::: Material supplied :::

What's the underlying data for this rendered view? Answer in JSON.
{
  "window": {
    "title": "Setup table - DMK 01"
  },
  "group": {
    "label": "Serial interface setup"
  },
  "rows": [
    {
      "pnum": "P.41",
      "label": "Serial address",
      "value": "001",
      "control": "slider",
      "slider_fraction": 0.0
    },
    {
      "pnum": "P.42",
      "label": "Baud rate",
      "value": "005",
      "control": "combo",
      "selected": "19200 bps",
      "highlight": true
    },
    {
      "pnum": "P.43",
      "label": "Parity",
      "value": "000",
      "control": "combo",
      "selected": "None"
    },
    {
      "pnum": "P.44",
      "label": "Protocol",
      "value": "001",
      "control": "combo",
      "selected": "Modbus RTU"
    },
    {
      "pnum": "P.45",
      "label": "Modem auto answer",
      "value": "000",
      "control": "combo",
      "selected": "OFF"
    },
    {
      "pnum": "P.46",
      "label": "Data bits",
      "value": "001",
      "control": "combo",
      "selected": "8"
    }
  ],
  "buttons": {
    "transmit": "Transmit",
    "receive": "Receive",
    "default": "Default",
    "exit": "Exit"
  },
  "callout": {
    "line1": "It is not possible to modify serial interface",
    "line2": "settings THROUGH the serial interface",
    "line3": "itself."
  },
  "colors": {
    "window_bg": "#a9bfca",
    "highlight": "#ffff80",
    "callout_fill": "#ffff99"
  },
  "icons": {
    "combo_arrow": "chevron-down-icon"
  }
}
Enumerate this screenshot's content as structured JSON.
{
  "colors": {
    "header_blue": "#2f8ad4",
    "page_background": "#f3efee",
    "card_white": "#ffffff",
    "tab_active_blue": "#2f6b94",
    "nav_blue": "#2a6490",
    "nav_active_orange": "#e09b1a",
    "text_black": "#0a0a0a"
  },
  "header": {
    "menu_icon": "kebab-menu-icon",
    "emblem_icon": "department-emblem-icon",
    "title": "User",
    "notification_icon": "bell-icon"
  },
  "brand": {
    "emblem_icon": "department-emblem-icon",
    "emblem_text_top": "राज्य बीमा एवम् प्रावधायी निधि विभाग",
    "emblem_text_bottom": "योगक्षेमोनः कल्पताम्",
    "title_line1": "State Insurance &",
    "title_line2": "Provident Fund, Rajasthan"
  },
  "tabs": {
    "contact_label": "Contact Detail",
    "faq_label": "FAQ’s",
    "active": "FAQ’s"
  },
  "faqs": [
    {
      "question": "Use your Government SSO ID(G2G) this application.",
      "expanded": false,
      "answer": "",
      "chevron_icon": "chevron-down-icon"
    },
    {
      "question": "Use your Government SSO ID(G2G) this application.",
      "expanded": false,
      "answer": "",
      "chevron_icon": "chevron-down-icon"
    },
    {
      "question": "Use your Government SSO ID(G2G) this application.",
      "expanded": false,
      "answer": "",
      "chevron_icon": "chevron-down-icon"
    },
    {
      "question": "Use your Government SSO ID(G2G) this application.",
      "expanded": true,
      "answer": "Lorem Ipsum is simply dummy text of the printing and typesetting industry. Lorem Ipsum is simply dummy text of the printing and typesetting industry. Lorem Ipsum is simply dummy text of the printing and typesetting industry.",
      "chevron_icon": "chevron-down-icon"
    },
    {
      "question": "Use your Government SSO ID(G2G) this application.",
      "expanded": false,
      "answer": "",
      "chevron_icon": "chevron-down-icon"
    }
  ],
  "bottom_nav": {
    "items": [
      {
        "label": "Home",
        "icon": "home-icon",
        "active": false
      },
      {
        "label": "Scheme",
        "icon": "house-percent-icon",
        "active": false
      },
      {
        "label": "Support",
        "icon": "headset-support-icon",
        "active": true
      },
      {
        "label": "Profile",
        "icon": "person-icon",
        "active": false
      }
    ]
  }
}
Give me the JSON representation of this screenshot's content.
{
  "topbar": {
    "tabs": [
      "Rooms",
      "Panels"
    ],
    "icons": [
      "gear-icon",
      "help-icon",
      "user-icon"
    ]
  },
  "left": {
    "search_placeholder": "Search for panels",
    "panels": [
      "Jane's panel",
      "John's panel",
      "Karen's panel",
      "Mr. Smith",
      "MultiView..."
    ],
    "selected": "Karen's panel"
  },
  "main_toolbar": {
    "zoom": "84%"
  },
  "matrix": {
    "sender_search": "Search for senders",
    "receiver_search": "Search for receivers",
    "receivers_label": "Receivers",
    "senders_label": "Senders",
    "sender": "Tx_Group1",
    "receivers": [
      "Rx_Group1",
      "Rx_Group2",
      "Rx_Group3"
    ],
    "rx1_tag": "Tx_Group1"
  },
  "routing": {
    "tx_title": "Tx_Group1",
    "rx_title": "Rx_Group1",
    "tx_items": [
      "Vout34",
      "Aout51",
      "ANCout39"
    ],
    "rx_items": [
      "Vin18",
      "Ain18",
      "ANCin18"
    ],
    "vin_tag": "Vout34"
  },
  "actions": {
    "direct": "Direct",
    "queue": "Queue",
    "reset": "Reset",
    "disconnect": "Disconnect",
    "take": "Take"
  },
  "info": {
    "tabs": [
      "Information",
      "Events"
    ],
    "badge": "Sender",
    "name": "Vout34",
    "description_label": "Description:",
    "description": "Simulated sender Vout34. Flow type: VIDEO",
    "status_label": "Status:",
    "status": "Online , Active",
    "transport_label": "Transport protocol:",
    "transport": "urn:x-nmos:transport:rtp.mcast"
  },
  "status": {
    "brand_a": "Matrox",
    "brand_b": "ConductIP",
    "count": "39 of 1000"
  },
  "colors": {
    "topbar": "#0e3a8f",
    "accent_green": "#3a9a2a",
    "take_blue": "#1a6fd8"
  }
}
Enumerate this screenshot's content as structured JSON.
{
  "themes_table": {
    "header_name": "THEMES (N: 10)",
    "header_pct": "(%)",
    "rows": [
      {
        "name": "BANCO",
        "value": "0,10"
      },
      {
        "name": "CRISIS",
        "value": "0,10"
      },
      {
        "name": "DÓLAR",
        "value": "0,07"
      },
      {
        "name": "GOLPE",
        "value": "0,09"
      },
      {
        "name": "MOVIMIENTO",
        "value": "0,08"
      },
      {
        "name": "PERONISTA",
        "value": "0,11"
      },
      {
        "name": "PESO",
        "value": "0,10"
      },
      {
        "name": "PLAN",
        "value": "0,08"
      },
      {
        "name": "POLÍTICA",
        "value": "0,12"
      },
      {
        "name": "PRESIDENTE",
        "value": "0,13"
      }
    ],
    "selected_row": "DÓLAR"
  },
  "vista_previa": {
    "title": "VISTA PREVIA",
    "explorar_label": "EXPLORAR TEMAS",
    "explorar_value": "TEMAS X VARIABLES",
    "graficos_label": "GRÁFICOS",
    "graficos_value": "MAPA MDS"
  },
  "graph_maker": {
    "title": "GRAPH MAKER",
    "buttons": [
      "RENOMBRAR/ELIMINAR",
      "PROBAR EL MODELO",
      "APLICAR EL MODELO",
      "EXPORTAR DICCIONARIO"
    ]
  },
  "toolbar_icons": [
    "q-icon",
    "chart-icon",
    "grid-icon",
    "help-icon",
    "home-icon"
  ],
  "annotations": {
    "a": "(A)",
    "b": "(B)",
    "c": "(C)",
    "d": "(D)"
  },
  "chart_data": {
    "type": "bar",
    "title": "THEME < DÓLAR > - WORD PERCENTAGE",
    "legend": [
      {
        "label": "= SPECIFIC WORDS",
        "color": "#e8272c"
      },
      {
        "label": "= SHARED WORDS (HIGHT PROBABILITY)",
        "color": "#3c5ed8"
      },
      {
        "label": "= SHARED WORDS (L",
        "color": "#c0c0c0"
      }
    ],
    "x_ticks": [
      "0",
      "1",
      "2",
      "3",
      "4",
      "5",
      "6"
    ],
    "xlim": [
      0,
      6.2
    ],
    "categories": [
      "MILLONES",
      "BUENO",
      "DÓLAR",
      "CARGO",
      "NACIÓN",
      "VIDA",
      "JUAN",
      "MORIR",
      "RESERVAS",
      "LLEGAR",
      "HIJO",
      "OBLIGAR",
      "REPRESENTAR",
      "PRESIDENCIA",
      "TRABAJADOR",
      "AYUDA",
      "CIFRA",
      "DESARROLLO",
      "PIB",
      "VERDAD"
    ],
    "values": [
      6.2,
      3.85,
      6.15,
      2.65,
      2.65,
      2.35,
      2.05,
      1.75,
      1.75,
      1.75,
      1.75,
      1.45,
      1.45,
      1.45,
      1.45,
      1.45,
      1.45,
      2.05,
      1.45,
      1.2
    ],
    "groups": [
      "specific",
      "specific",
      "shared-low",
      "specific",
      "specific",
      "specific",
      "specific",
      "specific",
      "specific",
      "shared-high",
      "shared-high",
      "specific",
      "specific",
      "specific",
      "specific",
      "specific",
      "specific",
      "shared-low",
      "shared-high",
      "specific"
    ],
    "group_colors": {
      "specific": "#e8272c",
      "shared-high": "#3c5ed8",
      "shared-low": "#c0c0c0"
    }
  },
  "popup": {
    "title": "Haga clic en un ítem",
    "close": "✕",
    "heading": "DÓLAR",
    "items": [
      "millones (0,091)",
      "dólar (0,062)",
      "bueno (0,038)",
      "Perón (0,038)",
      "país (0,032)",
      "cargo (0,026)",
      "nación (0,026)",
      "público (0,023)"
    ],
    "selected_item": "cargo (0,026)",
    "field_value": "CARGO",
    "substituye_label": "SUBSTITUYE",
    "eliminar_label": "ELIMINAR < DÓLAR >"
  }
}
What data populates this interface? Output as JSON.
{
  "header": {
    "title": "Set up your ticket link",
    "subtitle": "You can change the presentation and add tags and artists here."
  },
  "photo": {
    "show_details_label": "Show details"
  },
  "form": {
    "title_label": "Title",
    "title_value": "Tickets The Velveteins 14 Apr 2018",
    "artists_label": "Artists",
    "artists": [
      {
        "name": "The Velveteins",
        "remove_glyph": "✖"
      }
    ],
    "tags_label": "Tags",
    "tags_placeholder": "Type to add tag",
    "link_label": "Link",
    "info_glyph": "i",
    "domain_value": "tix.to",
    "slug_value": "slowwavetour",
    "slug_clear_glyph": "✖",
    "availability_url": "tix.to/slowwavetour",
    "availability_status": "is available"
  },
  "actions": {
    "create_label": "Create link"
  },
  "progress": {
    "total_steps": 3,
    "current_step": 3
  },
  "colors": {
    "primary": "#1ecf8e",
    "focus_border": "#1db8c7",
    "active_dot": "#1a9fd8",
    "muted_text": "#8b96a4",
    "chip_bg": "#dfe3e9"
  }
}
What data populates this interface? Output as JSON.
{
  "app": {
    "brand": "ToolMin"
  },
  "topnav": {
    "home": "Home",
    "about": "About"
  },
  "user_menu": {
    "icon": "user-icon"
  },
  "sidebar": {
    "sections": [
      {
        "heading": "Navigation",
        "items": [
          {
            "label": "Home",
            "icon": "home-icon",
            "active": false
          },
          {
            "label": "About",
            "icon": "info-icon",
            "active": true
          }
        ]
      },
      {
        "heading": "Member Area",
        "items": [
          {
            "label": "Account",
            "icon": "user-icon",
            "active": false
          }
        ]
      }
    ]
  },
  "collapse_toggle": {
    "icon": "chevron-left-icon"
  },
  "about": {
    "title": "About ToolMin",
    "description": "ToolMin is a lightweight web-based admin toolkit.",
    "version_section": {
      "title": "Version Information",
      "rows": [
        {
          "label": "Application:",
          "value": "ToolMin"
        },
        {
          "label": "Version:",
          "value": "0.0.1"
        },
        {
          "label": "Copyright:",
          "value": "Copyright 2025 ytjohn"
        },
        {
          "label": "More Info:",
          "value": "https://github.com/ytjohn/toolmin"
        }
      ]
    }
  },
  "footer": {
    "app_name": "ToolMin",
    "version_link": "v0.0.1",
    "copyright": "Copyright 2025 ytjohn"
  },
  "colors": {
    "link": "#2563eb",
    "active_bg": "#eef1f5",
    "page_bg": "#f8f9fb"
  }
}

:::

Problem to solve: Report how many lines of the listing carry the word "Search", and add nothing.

Answer space: 3